Date of Award
Master of Science in Cost Analysis
Department of Systems Engineering and Management
Eric J. Unger, PhD
As the largest energy consumer in the United States, the Department of Defense must consider all fiscally responsible means to improve energy efficiency. Budgetary and environmental concerns are a catalyst for numerous initiatives designed to reduce energy consumption. Congressional mandates outline the rate at which agencies must reduce facility energy use. In this study, Monte Carlo simulation was used to compare electricity consumption, cost, and emissions produced under 5-day workweeks and compressed work schedules. The research provides energy managers a template for evaluating compressed work schedules as a means to improve energy efficiency. The study found the relationship between the amount of electricity consumed on duty and non-duty days determines the effectiveness of compressed work schedules in improving energy efficiency. Electricity use in the test facilities on non-duty days was 72 to 90 percent of duty-day consumption. The resulting difference in electricity consumption, cost, and emissions was less than one percent when implementing compressed work schedules. Compressed work schedules can incrementally improve energy efficiency for facilities with lower levels of electricity consumption on non-duty days.
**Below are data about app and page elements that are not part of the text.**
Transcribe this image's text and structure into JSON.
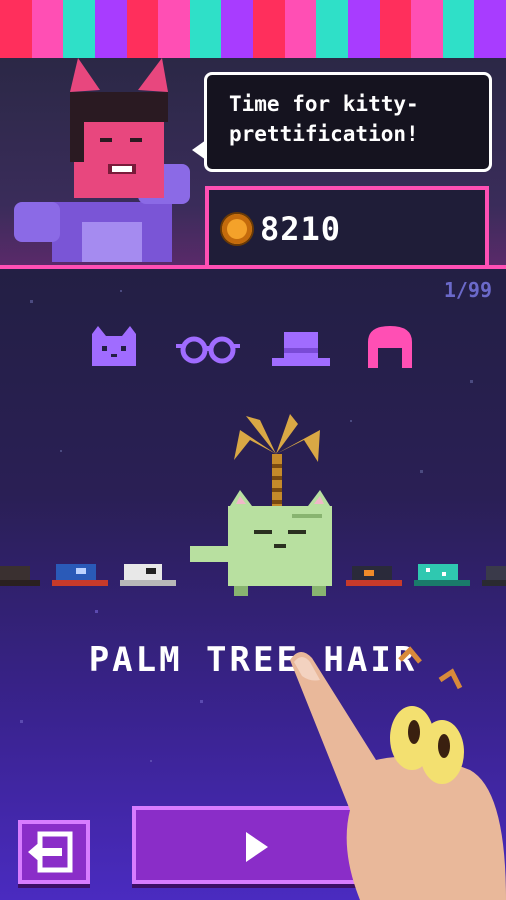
{
  "colors": {
    "awning": [
      "#ff2f5c",
      "#ff4fb4",
      "#2fe0c8",
      "#a83cff",
      "#ff2f5c",
      "#ff4fb4",
      "#2fe0c8",
      "#a83cff",
      "#ff2f5c",
      "#ff4fb4",
      "#2fe0c8",
      "#a83cff",
      "#ff2f5c",
      "#ff4fb4",
      "#2fe0c8",
      "#a83cff"
    ],
    "accent": "#ff4fb4",
    "tab_inactive": "#a06cff",
    "tab_active": "#ff4fb4",
    "button": "#8a2dc8"
  },
  "speech": {
    "line1": "Time for kitty-",
    "line2": "prettification!"
  },
  "currency": {
    "icon": "coin-icon",
    "amount": "8210"
  },
  "page_counter": "1/99",
  "tabs": [
    {
      "name": "cat-color",
      "icon": "cat-face-icon",
      "active": false
    },
    {
      "name": "glasses",
      "icon": "glasses-icon",
      "active": false
    },
    {
      "name": "hats",
      "icon": "hat-icon",
      "active": false
    },
    {
      "name": "hair",
      "icon": "hair-icon",
      "active": true
    }
  ],
  "selected_item": {
    "name": "PALM TREE HAIR"
  },
  "buttons": {
    "back": "exit-icon",
    "play": "play-icon"
  }
}
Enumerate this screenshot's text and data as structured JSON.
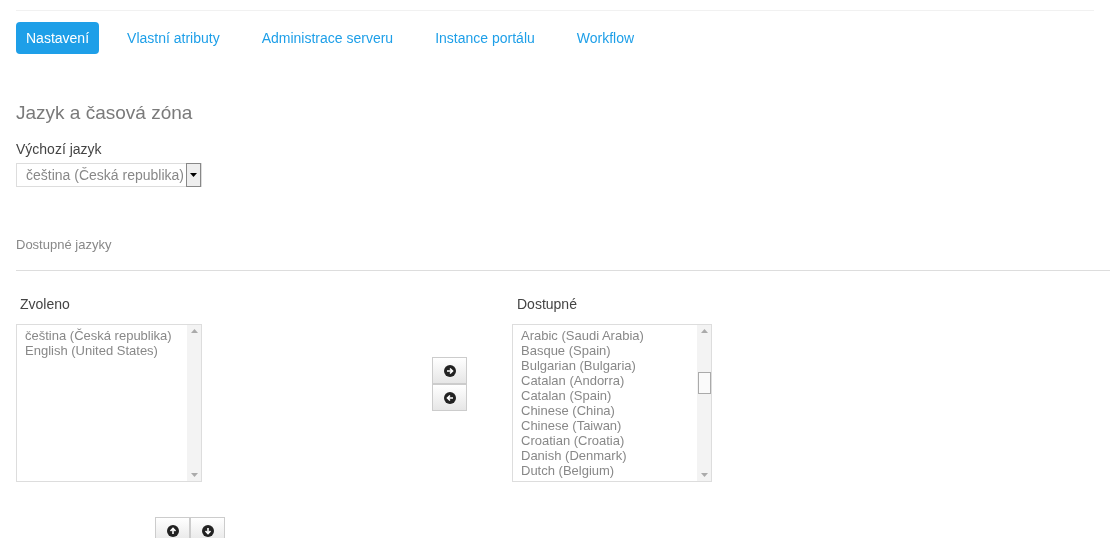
{
  "tabs": [
    {
      "label": "Nastavení",
      "selected": true
    },
    {
      "label": "Vlastní atributy",
      "selected": false
    },
    {
      "label": "Administrace serveru",
      "selected": false
    },
    {
      "label": "Instance portálu",
      "selected": false
    },
    {
      "label": "Workflow",
      "selected": false
    }
  ],
  "section_title": "Jazyk a časová zóna",
  "default_language": {
    "label": "Výchozí jazyk",
    "value": "čeština (Česká republika)"
  },
  "available_languages_title": "Dostupné jazyky",
  "selected_list": {
    "label": "Zvoleno",
    "items": [
      "čeština (Česká republika)",
      "English (United States)"
    ]
  },
  "available_list": {
    "label": "Dostupné",
    "items": [
      "Arabic (Saudi Arabia)",
      "Basque (Spain)",
      "Bulgarian (Bulgaria)",
      "Catalan (Andorra)",
      "Catalan (Spain)",
      "Chinese (China)",
      "Chinese (Taiwan)",
      "Croatian (Croatia)",
      "Danish (Denmark)",
      "Dutch (Belgium)"
    ]
  }
}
Therefore, energy managers will achieve greater gains in energy efficiency by improving the facilities themselves rather than focusing on the use of the buildings.
DTIC Accession Number
Archambault-Miliner, Ryan R., "An Evaluation of Compressed Work Schedules and Their Impact on Electricity Use" (2010). Theses and Dissertations. 2105.